Point of View
Practice identifying the point of view of the speaker as well as their possible audiences. {CCRA.R.6} {CCRA.SL.3}

Writing Inspiration:
Students can use the quotes as a basis for writing their own speeches, essays, or journal entries. Hang the quotes around the room or in a writing center for students to choose, or try putting the quotes in a jar to pull randomly. {CCRA.W.1} {CCRA.W.2} {CCRA.SL.6}

Design Inspiration:
Let your students get creative by using the quotes to inspire a design. They can design anything to portray the meaning behind the quote. Some ideas include: a poster, sticker, bumper sticker, tattoo, or license plate. Then of course, students will need to explain their design! {CCRA.SL.5}

Have the students rewrite or expand on the quote in a creative way. The can write a song/rap, poem, tweet, short story, interview, etc. {CCRA.SL.6}

Students can input entire quotes or important words from it to create a Wordle. Use just the quote or have students add their own thoughts, feelings, opinions, reactions, etc. You can also do this in reverse! Show students a quote Wordle and have them decode what the quote originally said! {CCRA.W.6}

Memorize Them
Encourage students to know important aspects of history, and utilize this information and inspiration in their everyday lives! {CCRA.SL.6}

Quote Them!
Obviously, you can practice using quotation marks. Another idea is to make a game out of incorporating famous quotes into every day classroom conversation! {CCRA.SL.6} {CCRA.L.2}

Class Discussion
Have a meaningful conversation about the quotes. Some aspects you might discuss are: meaning, emotions evoked, impacts on history, effects on our culture, word choice, life application, and context. You may even want to break out the java (or hot cocoa) for these conversations! {CCRA.R.4} {CCRA.R.6} {CCRA.SL.1} {CCRA.SL.3}

Rhetorical Devices
Practice identifying metaphors, similes, hyperbole, etc. {CCRA.R.4} {CCRA.L.3}

Character Analysis
Think about what these quotes tell you about the speaker. Consider comparing and contrasting this character with others you've studied, with current famous figures, or yourselves! {CCRA.L.3}

Word Work
Identify unknown words using context clues. Practice using some new words in your own writing assignments. {CCRA.R.4} {CCRA.L.3} {CCRA.L.4} {CCRA.L.5}
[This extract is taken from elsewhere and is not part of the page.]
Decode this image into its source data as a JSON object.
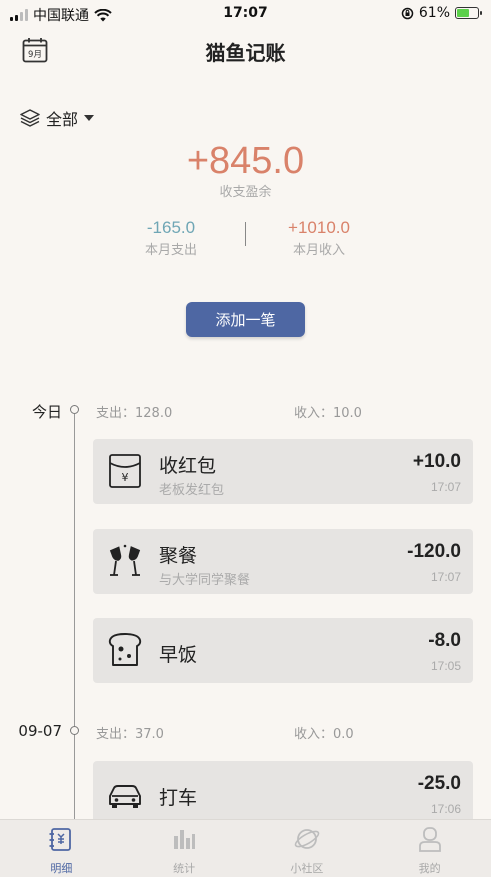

Author's Purpose
Identify why the speaker said this quote in the first place. What was his purpose & who was his audience? {CCRA.SL.3}